Source material:
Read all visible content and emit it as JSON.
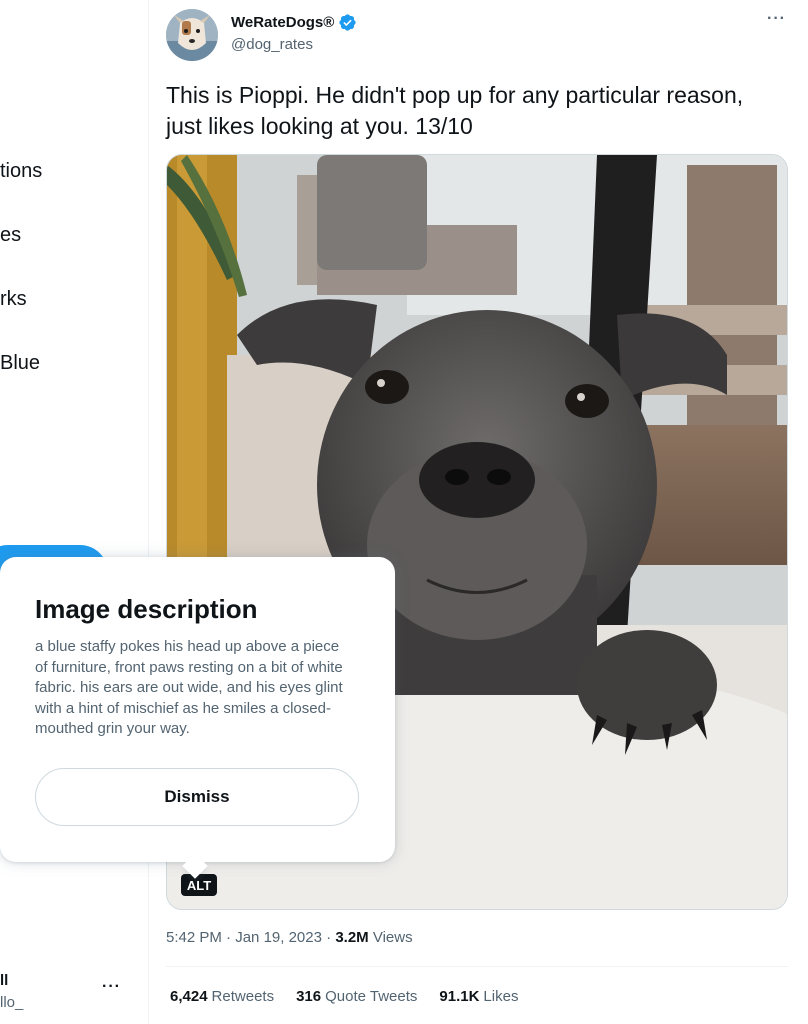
{
  "sidebar": {
    "nav_items": [
      {
        "label": "tions"
      },
      {
        "label": "es"
      },
      {
        "label": "rks"
      },
      {
        "label": "Blue"
      }
    ],
    "account": {
      "name": "ll",
      "handle": "llo_",
      "more": "···"
    }
  },
  "tweet": {
    "author": {
      "name": "WeRateDogs®",
      "handle": "@dog_rates",
      "verified": true
    },
    "more": "···",
    "text": "This is Pioppi. He didn't pop up for any particular reason, just likes looking at you. 13/10",
    "media": {
      "alt_badge": "ALT"
    },
    "meta": {
      "time": "5:42 PM",
      "sep": " · ",
      "date": "Jan 19, 2023",
      "views_count": "3.2M",
      "views_label": " Views"
    },
    "stats": [
      {
        "count": "6,424",
        "label": "Retweets"
      },
      {
        "count": "316",
        "label": "Quote Tweets"
      },
      {
        "count": "91.1K",
        "label": "Likes"
      }
    ]
  },
  "popover": {
    "title": "Image description",
    "description": "a blue staffy pokes his head up above a piece of furniture, front paws resting on a bit of white fabric. his ears are out wide, and his eyes glint with a hint of mischief as he smiles a closed-mouthed grin your way.",
    "dismiss_label": "Dismiss"
  },
  "colors": {
    "accent": "#1d9bf0",
    "text_primary": "#0f1419",
    "text_secondary": "#536471"
  }
}
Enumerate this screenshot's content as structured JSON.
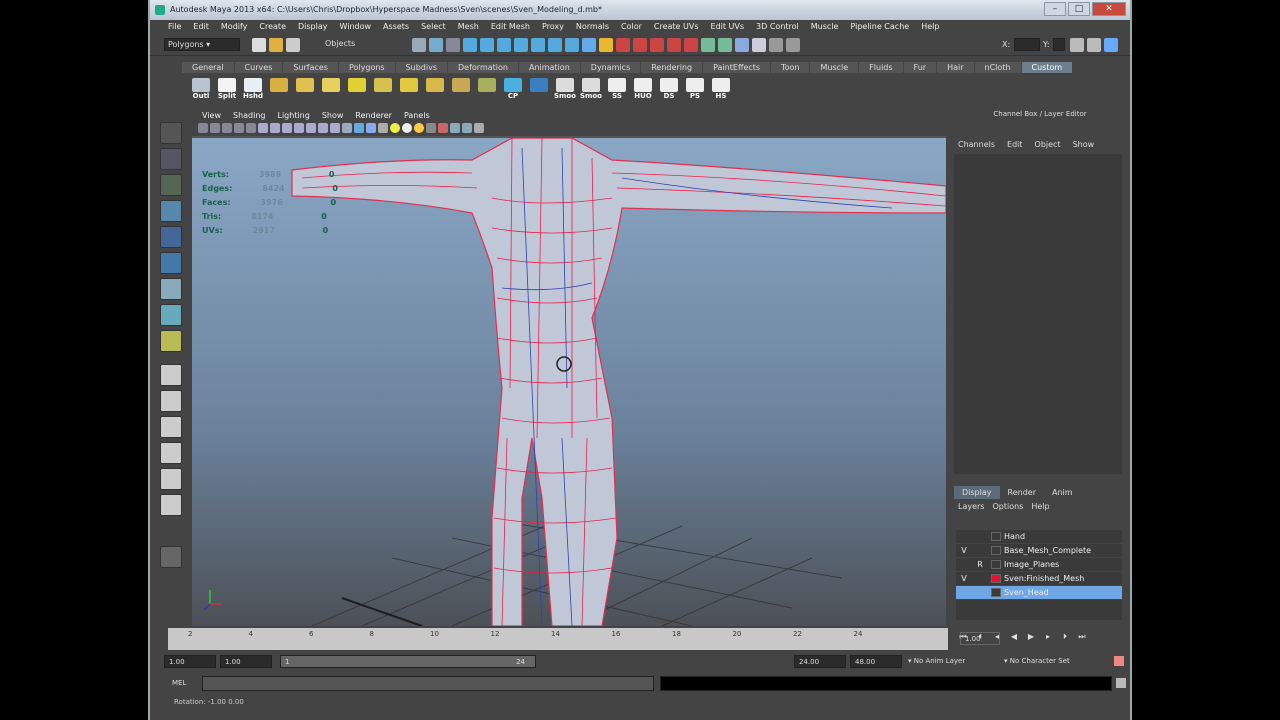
{
  "window": {
    "title": "Autodesk Maya 2013 x64: C:\\Users\\Chris\\Dropbox\\Hyperspace Madness\\Sven\\scenes\\Sven_Modeling_d.mb*",
    "min": "–",
    "max": "□",
    "close": "✕"
  },
  "menubar": [
    "File",
    "Edit",
    "Modify",
    "Create",
    "Display",
    "Window",
    "Assets",
    "Select",
    "Mesh",
    "Edit Mesh",
    "Proxy",
    "Normals",
    "Color",
    "Create UVs",
    "Edit UVs",
    "3D Control",
    "Muscle",
    "Pipeline Cache",
    "Help"
  ],
  "status": {
    "mode": "Polygons",
    "objects_label": "Objects",
    "x_label": "X:",
    "y_label": "Y:"
  },
  "shelf": {
    "tabs": [
      "General",
      "Curves",
      "Surfaces",
      "Polygons",
      "Subdivs",
      "Deformation",
      "Animation",
      "Dynamics",
      "Rendering",
      "PaintEffects",
      "Toon",
      "Muscle",
      "Fluids",
      "Fur",
      "Hair",
      "nCloth",
      "Custom"
    ],
    "active_tab": "Custom",
    "icons": [
      {
        "label": "Outl",
        "color": "#b8c4d0"
      },
      {
        "label": "Split",
        "color": "#f4f4f4"
      },
      {
        "label": "Hshd",
        "color": "#e8eef4"
      },
      {
        "label": "",
        "color": "#d8b040"
      },
      {
        "label": "",
        "color": "#e0c050"
      },
      {
        "label": "",
        "color": "#e8d060"
      },
      {
        "label": "",
        "color": "#e0d030"
      },
      {
        "label": "",
        "color": "#d8c050"
      },
      {
        "label": "",
        "color": "#e0c840"
      },
      {
        "label": "",
        "color": "#d8b848"
      },
      {
        "label": "",
        "color": "#c8a850"
      },
      {
        "label": "",
        "color": "#a8b060"
      },
      {
        "label": "CP",
        "color": "#4ab0e0"
      },
      {
        "label": "",
        "color": "#3a80c0"
      },
      {
        "label": "Smoo",
        "color": "#dcdcdc"
      },
      {
        "label": "Smoo",
        "color": "#dcdcdc"
      },
      {
        "label": "SS",
        "color": "#eeeeee"
      },
      {
        "label": "HUO",
        "color": "#eeeeee"
      },
      {
        "label": "DS",
        "color": "#eeeeee"
      },
      {
        "label": "PS",
        "color": "#eeeeee"
      },
      {
        "label": "HS",
        "color": "#eeeeee"
      }
    ]
  },
  "viewport": {
    "menu": [
      "View",
      "Shading",
      "Lighting",
      "Show",
      "Renderer",
      "Panels"
    ],
    "hud": [
      {
        "label": "Verts:",
        "value": "3988"
      },
      {
        "label": "Edges:",
        "value": "8424"
      },
      {
        "label": "Faces:",
        "value": "3976"
      },
      {
        "label": "Tris:",
        "value": "8174"
      },
      {
        "label": "UVs:",
        "value": "2917"
      }
    ],
    "hud_zero": "0"
  },
  "channel_box": {
    "title": "Channel Box / Layer Editor",
    "menu": [
      "Channels",
      "Edit",
      "Object",
      "Show"
    ],
    "layer_tabs": [
      "Display",
      "Render",
      "Anim"
    ],
    "active_layer_tab": "Display",
    "layer_menu": [
      "Layers",
      "Options",
      "Help"
    ],
    "layers": [
      {
        "v": "",
        "r": "",
        "name": "Hand",
        "color": "#3a3a3a",
        "selected": false
      },
      {
        "v": "V",
        "r": "",
        "name": "Base_Mesh_Complete",
        "color": "#3a3a3a",
        "selected": false
      },
      {
        "v": "",
        "r": "R",
        "name": "Image_Planes",
        "color": "#3a3a3a",
        "selected": false
      },
      {
        "v": "V",
        "r": "",
        "name": "Sven:Finished_Mesh",
        "color": "#e8102a",
        "selected": false
      },
      {
        "v": "",
        "r": "",
        "name": "Sven_Head",
        "color": "#3a3a3a",
        "selected": true
      }
    ]
  },
  "timeline": {
    "ticks": [
      "2",
      "4",
      "6",
      "8",
      "10",
      "12",
      "14",
      "16",
      "18",
      "20",
      "22",
      "24"
    ],
    "current": "1.00"
  },
  "range": {
    "start": "1.00",
    "start2": "1.00",
    "slider_start": "1",
    "slider_end": "24",
    "end": "24.00",
    "end2": "48.00",
    "anim_layer": "No Anim Layer",
    "char_set": "No Character Set"
  },
  "mel": {
    "label": "MEL"
  },
  "help": {
    "text": "Rotation:  -1.00   0.00"
  }
}
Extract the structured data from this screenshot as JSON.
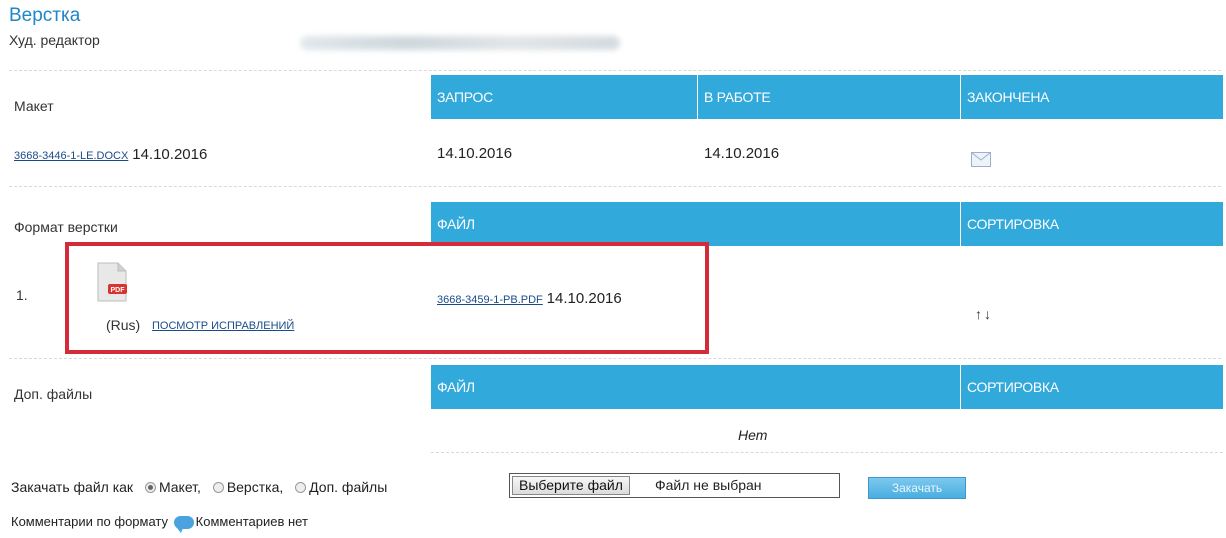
{
  "section_title": "Верстка",
  "editor_label": "Худ. редактор",
  "maket": {
    "label": "Макет",
    "headers": [
      "ЗАПРОС",
      "В РАБОТЕ",
      "ЗАКОНЧЕНА"
    ],
    "file_link": "3668-3446-1-LE.DOCX",
    "file_date": "14.10.2016",
    "request_date": "14.10.2016",
    "work_date": "14.10.2016",
    "done_icon": "envelope-icon"
  },
  "layout_format": {
    "label": "Формат верстки",
    "header_file": "ФАЙЛ",
    "header_sort": "СОРТИРОВКА",
    "row_number": "1.",
    "pdf_icon_text": "PDF",
    "lang": "(Rus)",
    "view_corrections": "ПОСМОТР ИСПРАВЛЕНИЙ",
    "file_link": "3668-3459-1-PB.PDF",
    "file_date": "14.10.2016",
    "sort_arrows": "↑↓"
  },
  "extra_files": {
    "label": "Доп. файлы",
    "header_file": "ФАЙЛ",
    "header_sort": "СОРТИРОВКА",
    "empty_text": "Нет"
  },
  "upload": {
    "label": "Закачать файл как",
    "options": [
      "Макет,",
      "Верстка,",
      "Доп. файлы"
    ],
    "selected": "Макет,",
    "choose_file_button": "Выберите файл",
    "no_file_text": "Файл не выбран",
    "submit_button": "Закачать"
  },
  "comments": {
    "label": "Комментарии по формату",
    "icon": "comment-bubble-icon",
    "status": "Комментариев нет"
  },
  "colors": {
    "header_bg": "#31a9db",
    "title": "#1f86c8",
    "highlight_box": "#d42b3b"
  }
}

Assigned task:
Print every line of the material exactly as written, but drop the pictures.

Answer:
Read all visible content and emit it as JSON.
{
  "sidebar": {
    "nav_items": [
      {
        "label": "tions"
      },
      {
        "label": "es"
      },
      {
        "label": "rks"
      },
      {
        "label": "Blue"
      }
    ],
    "account": {
      "name": "ll",
      "handle": "llo_",
      "more": "···"
    }
  },
  "tweet": {
    "author": {
      "name": "WeRateDogs®",
      "handle": "@dog_rates",
      "verified": true
    },
    "more": "···",
    "text": "This is Pioppi. He didn't pop up for any particular reason, just likes looking at you. 13/10",
    "media": {
      "alt_badge": "ALT"
    },
    "meta": {
      "time": "5:42 PM",
      "sep": " · ",
      "date": "Jan 19, 2023",
      "views_count": "3.2M",
      "views_label": " Views"
    },
    "stats": [
      {
        "count": "6,424",
        "label": "Retweets"
      },
      {
        "count": "316",
        "label": "Quote Tweets"
      },
      {
        "count": "91.1K",
        "label": "Likes"
      }
    ]
  },
  "popover": {
    "title": "Image description",
    "description": "a blue staffy pokes his head up above a piece of furniture, front paws resting on a bit of white fabric. his ears are out wide, and his eyes glint with a hint of mischief as he smiles a closed-mouthed grin your way.",
    "dismiss_label": "Dismiss"
  },
  "colors": {
    "accent": "#1d9bf0",
    "text_primary": "#0f1419",
    "text_secondary": "#536471"
  }
}
Enumerate this screenshot's content as structured JSON.
{
  "window": {
    "title": "Autodesk Maya 2013 x64: C:\\Users\\Chris\\Dropbox\\Hyperspace Madness\\Sven\\scenes\\Sven_Modeling_d.mb*",
    "min": "–",
    "max": "□",
    "close": "✕"
  },
  "menubar": [
    "File",
    "Edit",
    "Modify",
    "Create",
    "Display",
    "Window",
    "Assets",
    "Select",
    "Mesh",
    "Edit Mesh",
    "Proxy",
    "Normals",
    "Color",
    "Create UVs",
    "Edit UVs",
    "3D Control",
    "Muscle",
    "Pipeline Cache",
    "Help"
  ],
  "status": {
    "mode": "Polygons",
    "objects_label": "Objects",
    "x_label": "X:",
    "y_label": "Y:"
  },
  "shelf": {
    "tabs": [
      "General",
      "Curves",
      "Surfaces",
      "Polygons",
      "Subdivs",
      "Deformation",
      "Animation",
      "Dynamics",
      "Rendering",
      "PaintEffects",
      "Toon",
      "Muscle",
      "Fluids",
      "Fur",
      "Hair",
      "nCloth",
      "Custom"
    ],
    "active_tab": "Custom",
    "icons": [
      {
        "label": "Outl",
        "color": "#b8c4d0"
      },
      {
        "label": "Split",
        "color": "#f4f4f4"
      },
      {
        "label": "Hshd",
        "color": "#e8eef4"
      },
      {
        "label": "",
        "color": "#d8b040"
      },
      {
        "label": "",
        "color": "#e0c050"
      },
      {
        "label": "",
        "color": "#e8d060"
      },
      {
        "label": "",
        "color": "#e0d030"
      },
      {
        "label": "",
        "color": "#d8c050"
      },
      {
        "label": "",
        "color": "#e0c840"
      },
      {
        "label": "",
        "color": "#d8b848"
      },
      {
        "label": "",
        "color": "#c8a850"
      },
      {
        "label": "",
        "color": "#a8b060"
      },
      {
        "label": "CP",
        "color": "#4ab0e0"
      },
      {
        "label": "",
        "color": "#3a80c0"
      },
      {
        "label": "Smoo",
        "color": "#dcdcdc"
      },
      {
        "label": "Smoo",
        "color": "#dcdcdc"
      },
      {
        "label": "SS",
        "color": "#eeeeee"
      },
      {
        "label": "HUO",
        "color": "#eeeeee"
      },
      {
        "label": "DS",
        "color": "#eeeeee"
      },
      {
        "label": "PS",
        "color": "#eeeeee"
      },
      {
        "label": "HS",
        "color": "#eeeeee"
      }
    ]
  },
  "viewport": {
    "menu": [
      "View",
      "Shading",
      "Lighting",
      "Show",
      "Renderer",
      "Panels"
    ],
    "hud": [
      {
        "label": "Verts:",
        "value": "3988"
      },
      {
        "label": "Edges:",
        "value": "8424"
      },
      {
        "label": "Faces:",
        "value": "3976"
      },
      {
        "label": "Tris:",
        "value": "8174"
      },
      {
        "label": "UVs:",
        "value": "2917"
      }
    ],
    "hud_zero": "0"
  },
  "channel_box": {
    "title": "Channel Box / Layer Editor",
    "menu": [
      "Channels",
      "Edit",
      "Object",
      "Show"
    ],
    "layer_tabs": [
      "Display",
      "Render",
      "Anim"
    ],
    "active_layer_tab": "Display",
    "layer_menu": [
      "Layers",
      "Options",
      "Help"
    ],
    "layers": [
      {
        "v": "",
        "r": "",
        "name": "Hand",
        "color": "#3a3a3a",
        "selected": false
      },
      {
        "v": "V",
        "r": "",
        "name": "Base_Mesh_Complete",
        "color": "#3a3a3a",
        "selected": false
      },
      {
        "v": "",
        "r": "R",
        "name": "Image_Planes",
        "color": "#3a3a3a",
        "selected": false
      },
      {
        "v": "V",
        "r": "",
        "name": "Sven:Finished_Mesh",
        "color": "#e8102a",
        "selected": false
      },
      {
        "v": "",
        "r": "",
        "name": "Sven_Head",
        "color": "#3a3a3a",
        "selected": true
      }
    ]
  },
  "timeline": {
    "ticks": [
      "2",
      "4",
      "6",
      "8",
      "10",
      "12",
      "14",
      "16",
      "18",
      "20",
      "22",
      "24"
    ],
    "current": "1.00"
  },
  "range": {
    "start": "1.00",
    "start2": "1.00",
    "slider_start": "1",
    "slider_end": "24",
    "end": "24.00",
    "end2": "48.00",
    "anim_layer": "No Anim Layer",
    "char_set": "No Character Set"
  },
  "mel": {
    "label": "MEL"
  },
  "help": {
    "text": "Rotation:  -1.00   0.00"
  }
}
Extract the structured data from this screenshot as JSON.
{
  "section_title": "Верстка",
  "editor_label": "Худ. редактор",
  "maket": {
    "label": "Макет",
    "headers": [
      "ЗАПРОС",
      "В РАБОТЕ",
      "ЗАКОНЧЕНА"
    ],
    "file_link": "3668-3446-1-LE.DOCX",
    "file_date": "14.10.2016",
    "request_date": "14.10.2016",
    "work_date": "14.10.2016",
    "done_icon": "envelope-icon"
  },
  "layout_format": {
    "label": "Формат верстки",
    "header_file": "ФАЙЛ",
    "header_sort": "СОРТИРОВКА",
    "row_number": "1.",
    "pdf_icon_text": "PDF",
    "lang": "(Rus)",
    "view_corrections": "ПОСМОТР ИСПРАВЛЕНИЙ",
    "file_link": "3668-3459-1-PB.PDF",
    "file_date": "14.10.2016",
    "sort_arrows": "↑↓"
  },
  "extra_files": {
    "label": "Доп. файлы",
    "header_file": "ФАЙЛ",
    "header_sort": "СОРТИРОВКА",
    "empty_text": "Нет"
  },
  "upload": {
    "label": "Закачать файл как",
    "options": [
      "Макет,",
      "Верстка,",
      "Доп. файлы"
    ],
    "selected": "Макет,",
    "choose_file_button": "Выберите файл",
    "no_file_text": "Файл не выбран",
    "submit_button": "Закачать"
  },
  "comments": {
    "label": "Комментарии по формату",
    "icon": "comment-bubble-icon",
    "status": "Комментариев нет"
  },
  "colors": {
    "header_bg": "#31a9db",
    "title": "#1f86c8",
    "highlight_box": "#d42b3b"
  }
}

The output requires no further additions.